The role of the chosen medium in the creation and reception of a work has been explored by various disciplines, including aesthetics, communication, and narratology. While some scholars defend a doctrine of medium purity (Greenberg), even arguing that “the medium is the message” (McLuhan), others deny the influence of a particular medium, like the structuralist narratologists who consider fabula or story as a mental construct that is completely independent of the medium used. In contrast to these rather extreme positions, and like some other scholars (Herman, Davies, Ryan), I would argue for a position that acknowledges variable degrees of influence of media on the process of telling a story. In other words, though stories told in various media may use a common stock of narrative design principles, they exploit them in different, media-specific ways (Herman 51).
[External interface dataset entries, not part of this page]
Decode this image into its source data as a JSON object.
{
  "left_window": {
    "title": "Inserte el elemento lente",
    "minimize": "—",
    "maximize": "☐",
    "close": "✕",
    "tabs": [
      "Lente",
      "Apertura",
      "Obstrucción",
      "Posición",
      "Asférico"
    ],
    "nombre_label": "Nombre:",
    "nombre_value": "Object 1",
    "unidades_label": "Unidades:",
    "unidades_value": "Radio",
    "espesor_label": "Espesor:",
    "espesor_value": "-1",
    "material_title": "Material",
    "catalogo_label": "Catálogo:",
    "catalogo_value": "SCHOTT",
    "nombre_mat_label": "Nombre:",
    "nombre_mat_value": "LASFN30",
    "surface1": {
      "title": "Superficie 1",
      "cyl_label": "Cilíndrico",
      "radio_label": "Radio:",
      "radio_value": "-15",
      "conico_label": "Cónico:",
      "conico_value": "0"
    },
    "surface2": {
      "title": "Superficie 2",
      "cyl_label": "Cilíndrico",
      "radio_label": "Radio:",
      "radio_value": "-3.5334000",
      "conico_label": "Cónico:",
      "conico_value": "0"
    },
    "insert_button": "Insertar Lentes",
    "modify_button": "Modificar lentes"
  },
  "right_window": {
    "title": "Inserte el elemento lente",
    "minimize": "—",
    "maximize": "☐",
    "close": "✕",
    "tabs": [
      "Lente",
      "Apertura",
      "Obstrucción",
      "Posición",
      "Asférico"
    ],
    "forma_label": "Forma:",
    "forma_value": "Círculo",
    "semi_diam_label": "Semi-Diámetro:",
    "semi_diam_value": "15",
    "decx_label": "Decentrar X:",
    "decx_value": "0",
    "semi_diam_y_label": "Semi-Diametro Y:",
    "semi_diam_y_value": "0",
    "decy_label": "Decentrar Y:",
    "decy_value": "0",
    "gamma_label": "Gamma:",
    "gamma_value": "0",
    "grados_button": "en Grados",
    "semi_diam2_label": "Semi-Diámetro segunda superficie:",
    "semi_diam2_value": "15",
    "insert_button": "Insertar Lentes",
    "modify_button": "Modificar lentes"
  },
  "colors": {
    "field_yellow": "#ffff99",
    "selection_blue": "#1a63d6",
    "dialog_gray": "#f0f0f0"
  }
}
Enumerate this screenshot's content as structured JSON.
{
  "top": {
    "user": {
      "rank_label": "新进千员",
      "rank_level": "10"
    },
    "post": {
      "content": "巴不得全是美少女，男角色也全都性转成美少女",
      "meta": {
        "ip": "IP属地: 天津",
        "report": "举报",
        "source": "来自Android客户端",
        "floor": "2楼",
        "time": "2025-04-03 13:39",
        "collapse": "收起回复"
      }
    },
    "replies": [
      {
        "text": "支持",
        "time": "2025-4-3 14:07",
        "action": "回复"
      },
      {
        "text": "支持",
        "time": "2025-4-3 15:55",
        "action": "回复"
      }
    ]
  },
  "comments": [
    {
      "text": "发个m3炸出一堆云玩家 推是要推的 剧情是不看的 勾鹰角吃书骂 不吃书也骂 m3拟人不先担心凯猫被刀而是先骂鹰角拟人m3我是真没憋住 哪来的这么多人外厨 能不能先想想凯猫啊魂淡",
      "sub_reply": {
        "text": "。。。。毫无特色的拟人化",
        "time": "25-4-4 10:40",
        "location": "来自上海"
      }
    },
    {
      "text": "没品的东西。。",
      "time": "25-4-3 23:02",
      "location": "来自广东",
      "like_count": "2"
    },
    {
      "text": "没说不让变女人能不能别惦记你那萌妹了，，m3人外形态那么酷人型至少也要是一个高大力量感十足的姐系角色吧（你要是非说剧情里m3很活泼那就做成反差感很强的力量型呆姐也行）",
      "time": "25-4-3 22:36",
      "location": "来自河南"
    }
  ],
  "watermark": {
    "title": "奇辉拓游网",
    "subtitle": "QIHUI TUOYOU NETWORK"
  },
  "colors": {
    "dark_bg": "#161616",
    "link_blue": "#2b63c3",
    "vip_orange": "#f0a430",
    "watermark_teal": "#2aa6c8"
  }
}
In what follows I shall focus on some narrative opportunities and constraints in the medium of comics, as compared to those of other narrative media such as printed texts and cinema.